In life we need clarity, objectivity and honesty. Often we become so consumed with our everyday living that it’s difficult to be objective about ourselves. Part of the challenge of becoming a great person is achieving a level of self-transience, where we rise above ourselves to view our lives objectively. Often we need other people to help us with this challenge and that’s why friends are so important.
The Mishnah of Pirkei Avot tells us in Chapter 1, “Acquire for yourself a friend”. Rabbeinu Yonah, a commentator from the Middle Ages, gives three purposes for a friend: Firstly, he says a friend is someone to learn Torah with, and secondly, is someone who can guide you if he sees you making a mistake. Thirdly, a friend offers advice when you have a choice or decision to make and need an objective perspective.

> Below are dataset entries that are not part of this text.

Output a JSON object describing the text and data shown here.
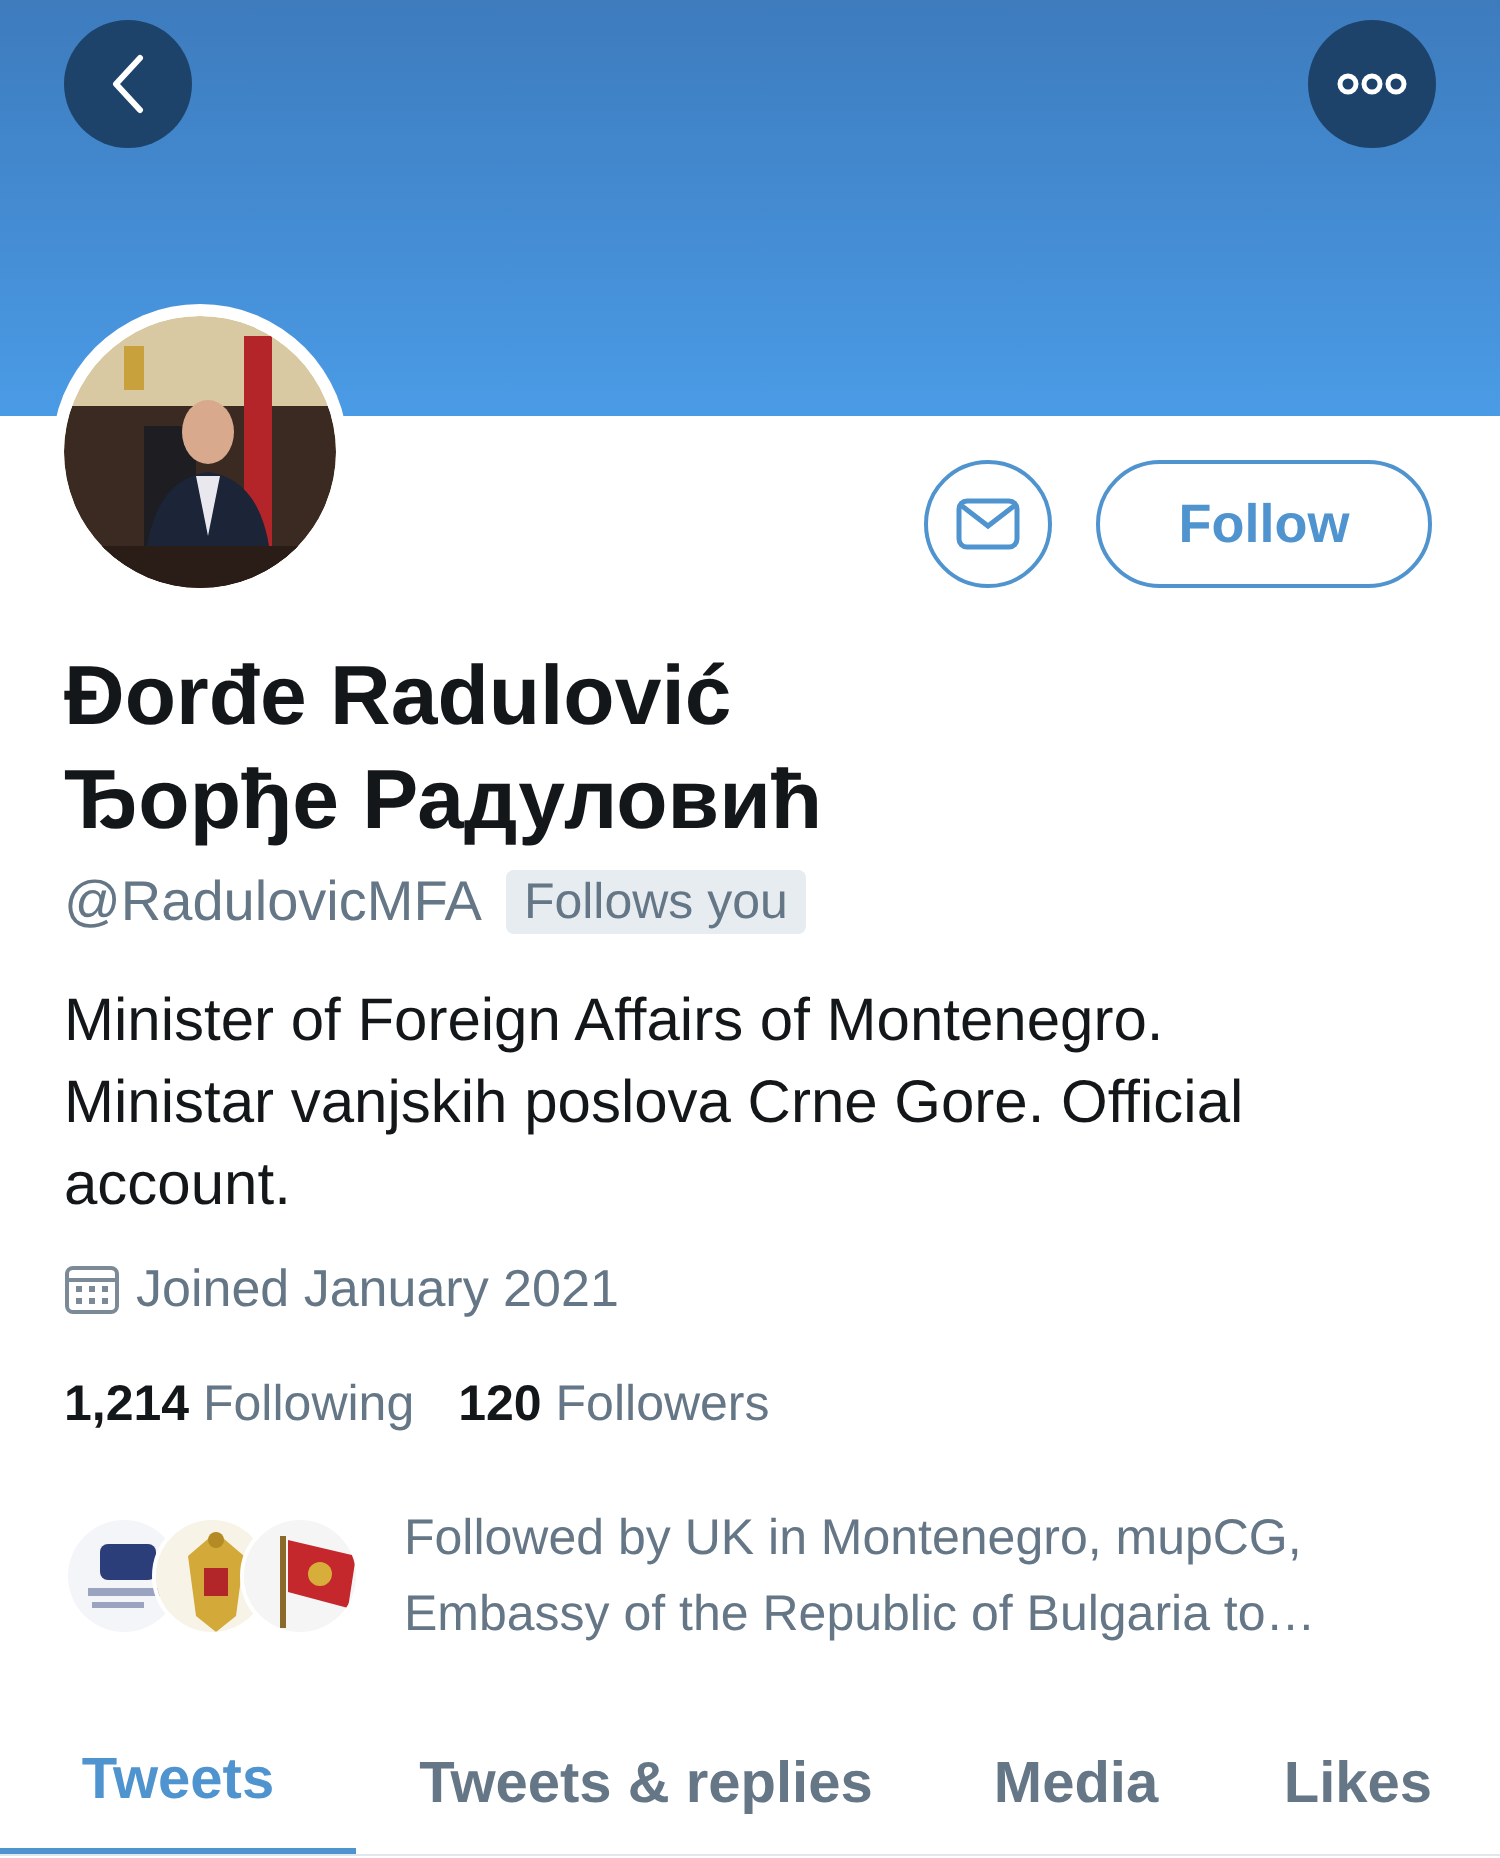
{
  "profile": {
    "name_latin": "Đorđe Radulović",
    "name_cyrillic": "Ђорђе Радуловић",
    "handle": "@RadulovicMFA",
    "follows_you": "Follows you",
    "bio": "Minister of Foreign Affairs of Montenegro. Ministar vanjskih poslova Crne Gore. Official account.",
    "joined": "Joined January 2021",
    "stats": [
      {
        "count": "1,214",
        "label": "Following"
      },
      {
        "count": "120",
        "label": "Followers"
      }
    ],
    "followed_by": "Followed by UK in Montenegro, mupCG, Embassy of the Republic of Bulgaria to…"
  },
  "actions": {
    "follow": "Follow"
  },
  "tabs": [
    {
      "label": "Tweets",
      "selected": true
    },
    {
      "label": "Tweets & replies",
      "selected": false
    },
    {
      "label": "Media",
      "selected": false
    },
    {
      "label": "Likes",
      "selected": false
    }
  ]
}
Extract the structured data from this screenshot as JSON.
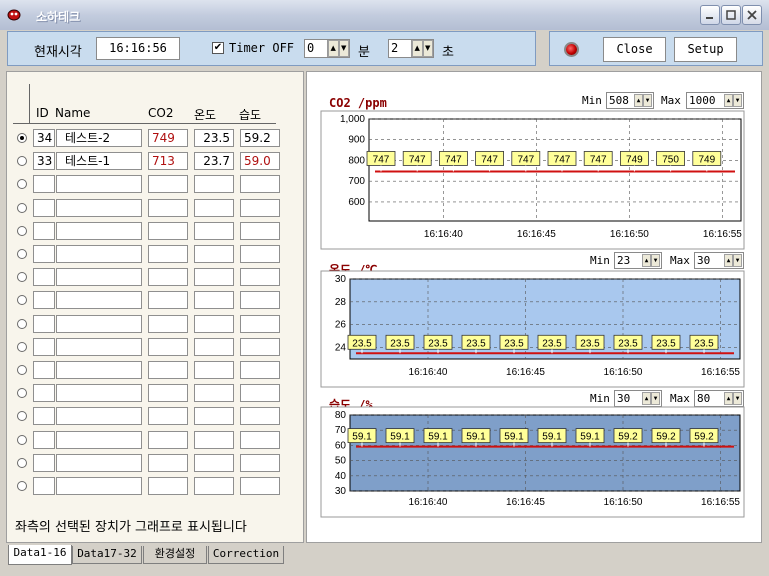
{
  "window": {
    "title": "소하테크"
  },
  "toolbar": {
    "now_label": "현재시각",
    "time_value": "16:16:56",
    "timer_label": "Timer OFF",
    "timer_checked": true,
    "minutes_value": "0",
    "minutes_unit": "분",
    "seconds_value": "2",
    "seconds_unit": "초",
    "close_label": "Close",
    "setup_label": "Setup"
  },
  "device_table": {
    "headers": {
      "id": "ID",
      "name": "Name",
      "co2": "CO2",
      "temp": "온도",
      "hum": "습도"
    },
    "rows": [
      {
        "selected": true,
        "id": "34",
        "name": "테스트-2",
        "co2": "749",
        "temp": "23.5",
        "hum": "59.2"
      },
      {
        "selected": false,
        "id": "33",
        "name": "테스트-1",
        "co2": "713",
        "temp": "23.7",
        "hum": "59.0"
      }
    ],
    "empty_rows": 14,
    "footer": "좌측의 선택된 장치가 그래프로 표시됩니다"
  },
  "tabs": [
    "Data1-16",
    "Data17-32",
    "환경설정",
    "Correction"
  ],
  "chart_data": [
    {
      "type": "line",
      "title": "CO2 /ppm",
      "min_label": "Min",
      "min_value": "508",
      "max_label": "Max",
      "max_value": "1000",
      "ylim": [
        508,
        1000
      ],
      "yticks": [
        "1,000",
        "900",
        "800",
        "700",
        "600"
      ],
      "xticks": [
        "16:16:40",
        "16:16:45",
        "16:16:50",
        "16:16:55"
      ],
      "line_value": 747,
      "data_labels": [
        "747",
        "747",
        "747",
        "747",
        "747",
        "747",
        "747",
        "749",
        "750",
        "749"
      ],
      "plot_bg": "#ffffff",
      "line_color": "#d01010"
    },
    {
      "type": "line",
      "title": "온도 /℃",
      "min_label": "Min",
      "min_value": "23",
      "max_label": "Max",
      "max_value": "30",
      "ylim": [
        23,
        30
      ],
      "yticks": [
        "30",
        "28",
        "26",
        "24"
      ],
      "xticks": [
        "16:16:40",
        "16:16:45",
        "16:16:50",
        "16:16:55"
      ],
      "line_value": 23.5,
      "data_labels": [
        "23.5",
        "23.5",
        "23.5",
        "23.5",
        "23.5",
        "23.5",
        "23.5",
        "23.5",
        "23.5",
        "23.5"
      ],
      "plot_bg": "#a9c8ee",
      "line_color": "#d01010"
    },
    {
      "type": "line",
      "title": "습도 /%",
      "min_label": "Min",
      "min_value": "30",
      "max_label": "Max",
      "max_value": "80",
      "ylim": [
        30,
        80
      ],
      "yticks": [
        "80",
        "70",
        "60",
        "50",
        "40",
        "30"
      ],
      "xticks": [
        "16:16:40",
        "16:16:45",
        "16:16:50",
        "16:16:55"
      ],
      "line_value": 59.2,
      "data_labels": [
        "59.1",
        "59.1",
        "59.1",
        "59.1",
        "59.1",
        "59.1",
        "59.1",
        "59.2",
        "59.2",
        "59.2"
      ],
      "plot_bg": "#7f9fc9",
      "line_color": "#d01010"
    }
  ]
}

As we are approaching Rosh Hashanah, the Day of Judgment, it is an especially important time of year to ask for objective input so we can become clear and focused. The month of Elul leading up to Rosh Hashanah is a time of introspection and analysis to assess in what areas we are doing well and in what areas we are doing badly. During this period of teshuva – repentance, special prayers are recited daily, called selichot, asking for forgiveness. But the true reminder to stop and assess the direction of our lives is the shofar.